Jamaica’s Minister of State in the Ministry of Industry, Commerce, Agriculture and Fisheries, Hon. Floyd Green, hailed the initiative at the official opening in Westmoreland, Jamaica, in October 2019: “Apollon is, indeed, cognisant of the need to develop a holistic sector, which does not overlook the traditional farmers.
“Indeed, let us allow our farmers to not just grow for the sector but to also grow with the sector in a meaningful and sustainable way.”
CLA director of enforcement and monitoring, Faith Graham, speaking at a recent Jamaica Information Service (JIS) think tank, commented: “By insisting on a standard for our licence holders and those interested in becoming a part of our local market, we are showing that we operate at an international level as we apply best practices for the global industry.
“The CLA operates a closed-loop system, characterised by a tripartite agreement that is fundamental to the industry maintaining its integrity. The tripartite agreement ensures that the ganja (cannabis) that is cultivated is sold to another licensee.”
Apollon Formularies Jamaica Limited CEO, Paul Burke, commented: “Apollon‘s goal is to reposition Jamaica’s medical cannabis industry, in terms of science, research and development, product manufacturing, affordable patient care, and legal export, while becoming an industry leader in the global pharmaceutical and nutraceutical medical cannabis space.”
“We are pleased that so many CLA-Licensed cultivators have signed tripartite agreements with the company indicating their interest and willingness to grow and provide substantial quantities of high-quality, freshly harvested cannabis buds to be used by Apollon to process and manufacture large quantities of medical cannabis products which will significantly accelerate and increase our inventory for patients, clinical trials, and export,” added Stephen Barnhill, MD, CEO of Apollon Formularies.
“We also recognise and appreciate the experience and dedication of traditional Jamaican ganja farmers and look forward to expanding the Apollon Kannabiz Cooperative to provide jobs and income to help local farmers have a better way of life for themselves and their families.”
Sativa Wellness receives food safety certificate for cannabis extraction
The certificate relates to the companies activities at its plant in Poland.
Sativa Wellness has received its ISO 22000 Food Safety Management System certification.
The certification is applicable to food safety relating to cannabis extraction at its Polish plant, which is fully licensed for medicinal CBD.
Sativa Wellness also successfully passed the Hazard Analysis and Critical Control Point requirements, including Good Hygiene Practice and Good Manufacturing Practice as one of the components of the HACCP requirements.

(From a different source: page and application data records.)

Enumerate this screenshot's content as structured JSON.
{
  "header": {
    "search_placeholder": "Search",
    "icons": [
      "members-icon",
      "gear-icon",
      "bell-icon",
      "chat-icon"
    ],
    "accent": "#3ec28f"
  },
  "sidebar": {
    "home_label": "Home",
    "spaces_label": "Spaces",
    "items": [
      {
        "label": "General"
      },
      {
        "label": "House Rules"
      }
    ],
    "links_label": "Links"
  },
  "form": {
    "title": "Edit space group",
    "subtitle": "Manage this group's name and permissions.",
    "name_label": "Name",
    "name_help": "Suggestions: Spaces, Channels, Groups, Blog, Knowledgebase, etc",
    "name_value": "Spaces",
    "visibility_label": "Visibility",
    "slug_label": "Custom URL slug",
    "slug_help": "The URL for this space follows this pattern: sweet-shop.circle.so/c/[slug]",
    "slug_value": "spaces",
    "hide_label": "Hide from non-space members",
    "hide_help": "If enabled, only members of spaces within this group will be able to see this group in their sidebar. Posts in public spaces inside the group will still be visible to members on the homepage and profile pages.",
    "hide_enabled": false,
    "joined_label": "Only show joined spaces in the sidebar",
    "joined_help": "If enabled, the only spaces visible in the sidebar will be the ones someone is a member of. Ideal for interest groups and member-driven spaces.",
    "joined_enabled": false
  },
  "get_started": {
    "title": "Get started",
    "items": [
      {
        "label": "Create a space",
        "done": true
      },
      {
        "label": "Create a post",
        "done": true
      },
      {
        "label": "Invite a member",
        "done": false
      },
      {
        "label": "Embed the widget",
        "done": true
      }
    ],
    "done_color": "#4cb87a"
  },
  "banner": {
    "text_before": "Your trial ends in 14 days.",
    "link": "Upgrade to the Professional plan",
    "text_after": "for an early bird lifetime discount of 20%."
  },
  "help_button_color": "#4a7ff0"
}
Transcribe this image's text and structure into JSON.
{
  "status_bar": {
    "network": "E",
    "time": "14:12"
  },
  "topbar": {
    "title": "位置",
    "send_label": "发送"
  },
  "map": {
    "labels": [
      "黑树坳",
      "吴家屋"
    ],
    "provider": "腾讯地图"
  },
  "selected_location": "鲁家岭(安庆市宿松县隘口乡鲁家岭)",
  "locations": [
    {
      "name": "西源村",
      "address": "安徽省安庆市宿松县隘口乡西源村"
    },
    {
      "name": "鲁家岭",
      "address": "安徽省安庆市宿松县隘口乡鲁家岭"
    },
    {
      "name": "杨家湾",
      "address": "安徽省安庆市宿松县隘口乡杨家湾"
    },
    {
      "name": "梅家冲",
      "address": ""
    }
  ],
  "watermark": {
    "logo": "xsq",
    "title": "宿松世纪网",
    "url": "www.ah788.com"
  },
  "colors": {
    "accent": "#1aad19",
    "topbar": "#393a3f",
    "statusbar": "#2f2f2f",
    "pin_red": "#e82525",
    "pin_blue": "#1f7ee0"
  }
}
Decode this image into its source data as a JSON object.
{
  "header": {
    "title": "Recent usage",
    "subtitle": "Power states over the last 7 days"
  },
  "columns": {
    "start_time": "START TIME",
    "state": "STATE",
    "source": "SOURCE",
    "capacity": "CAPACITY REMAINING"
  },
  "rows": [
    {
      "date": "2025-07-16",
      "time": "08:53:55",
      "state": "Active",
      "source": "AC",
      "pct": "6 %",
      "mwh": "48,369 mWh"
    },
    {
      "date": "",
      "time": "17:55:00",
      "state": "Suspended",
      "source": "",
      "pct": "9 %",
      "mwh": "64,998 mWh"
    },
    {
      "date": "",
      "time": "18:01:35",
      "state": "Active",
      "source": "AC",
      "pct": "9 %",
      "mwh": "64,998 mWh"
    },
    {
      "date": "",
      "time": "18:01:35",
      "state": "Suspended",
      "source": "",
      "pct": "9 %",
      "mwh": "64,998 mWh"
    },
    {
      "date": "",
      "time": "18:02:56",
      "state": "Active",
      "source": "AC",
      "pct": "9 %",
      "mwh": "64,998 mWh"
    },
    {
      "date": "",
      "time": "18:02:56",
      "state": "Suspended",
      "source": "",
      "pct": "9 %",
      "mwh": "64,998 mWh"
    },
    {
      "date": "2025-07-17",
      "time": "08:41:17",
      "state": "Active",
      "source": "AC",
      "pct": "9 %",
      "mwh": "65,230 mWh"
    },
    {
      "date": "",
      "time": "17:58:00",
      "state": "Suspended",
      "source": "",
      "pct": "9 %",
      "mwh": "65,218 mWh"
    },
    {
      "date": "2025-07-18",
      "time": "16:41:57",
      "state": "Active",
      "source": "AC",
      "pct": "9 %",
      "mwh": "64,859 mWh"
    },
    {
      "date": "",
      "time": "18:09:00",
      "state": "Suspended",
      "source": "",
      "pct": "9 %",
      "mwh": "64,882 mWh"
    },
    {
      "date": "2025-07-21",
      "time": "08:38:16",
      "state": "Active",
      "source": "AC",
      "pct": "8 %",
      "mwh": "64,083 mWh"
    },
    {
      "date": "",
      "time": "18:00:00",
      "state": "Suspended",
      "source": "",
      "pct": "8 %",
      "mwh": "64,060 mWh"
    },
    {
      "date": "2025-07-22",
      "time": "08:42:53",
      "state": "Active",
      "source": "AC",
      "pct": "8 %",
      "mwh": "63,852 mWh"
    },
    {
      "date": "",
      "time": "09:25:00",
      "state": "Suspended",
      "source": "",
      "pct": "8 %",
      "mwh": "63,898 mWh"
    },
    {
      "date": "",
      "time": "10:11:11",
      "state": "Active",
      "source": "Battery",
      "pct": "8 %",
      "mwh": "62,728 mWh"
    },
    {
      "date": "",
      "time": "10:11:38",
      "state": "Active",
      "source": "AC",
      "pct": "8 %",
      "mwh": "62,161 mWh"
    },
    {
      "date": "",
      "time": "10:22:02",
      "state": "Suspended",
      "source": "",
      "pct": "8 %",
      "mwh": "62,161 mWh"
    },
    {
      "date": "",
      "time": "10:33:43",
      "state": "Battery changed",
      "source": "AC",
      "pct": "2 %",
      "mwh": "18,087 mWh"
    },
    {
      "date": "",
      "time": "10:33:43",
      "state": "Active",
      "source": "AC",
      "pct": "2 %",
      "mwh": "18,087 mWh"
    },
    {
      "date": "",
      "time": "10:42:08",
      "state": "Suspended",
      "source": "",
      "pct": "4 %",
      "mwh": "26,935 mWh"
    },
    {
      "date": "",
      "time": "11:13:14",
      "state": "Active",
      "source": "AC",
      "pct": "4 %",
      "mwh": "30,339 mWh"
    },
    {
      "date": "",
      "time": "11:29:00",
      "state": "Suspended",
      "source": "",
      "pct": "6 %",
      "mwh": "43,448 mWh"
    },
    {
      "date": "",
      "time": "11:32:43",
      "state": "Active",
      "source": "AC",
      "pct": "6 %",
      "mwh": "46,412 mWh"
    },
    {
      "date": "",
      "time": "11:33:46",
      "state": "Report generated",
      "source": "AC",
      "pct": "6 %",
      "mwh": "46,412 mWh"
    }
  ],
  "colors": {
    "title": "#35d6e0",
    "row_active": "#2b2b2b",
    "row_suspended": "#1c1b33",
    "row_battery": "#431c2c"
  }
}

Geremy Thomas, executive chairman, commented: “We are pleased to again achieve further certifications to demonstrate the quality of the products we produce and the standards we adhere to.”
The company, which became a senior UK Department of Health and Social Care partner in the COVID-19 pandemic to provide antibody, antigen and PCR tests for travellers and at borders, says that during the audit, the certification scope “Production of plant extracts” was confirmed.
In Mat 2021, Sativa Wellness reported that its revenues increased by 377 per cent, up by £1.02m to £1.37m compared to the previous year, due to its COVID-19 related activities.
The ISO 22000 Food Safety Management System certification has been developed as a standard to acknowledge that the consequences of unsafe food can be serious.
ISO’s food safety management standard helps organisations identify and control food safety hazards to provide a layer of reassurance within the global food supply chain, helping products that people can trust cross borders.
HACCP is also a certification to help manage food safety hazards as food safety management procedures should be based on HACCP principles.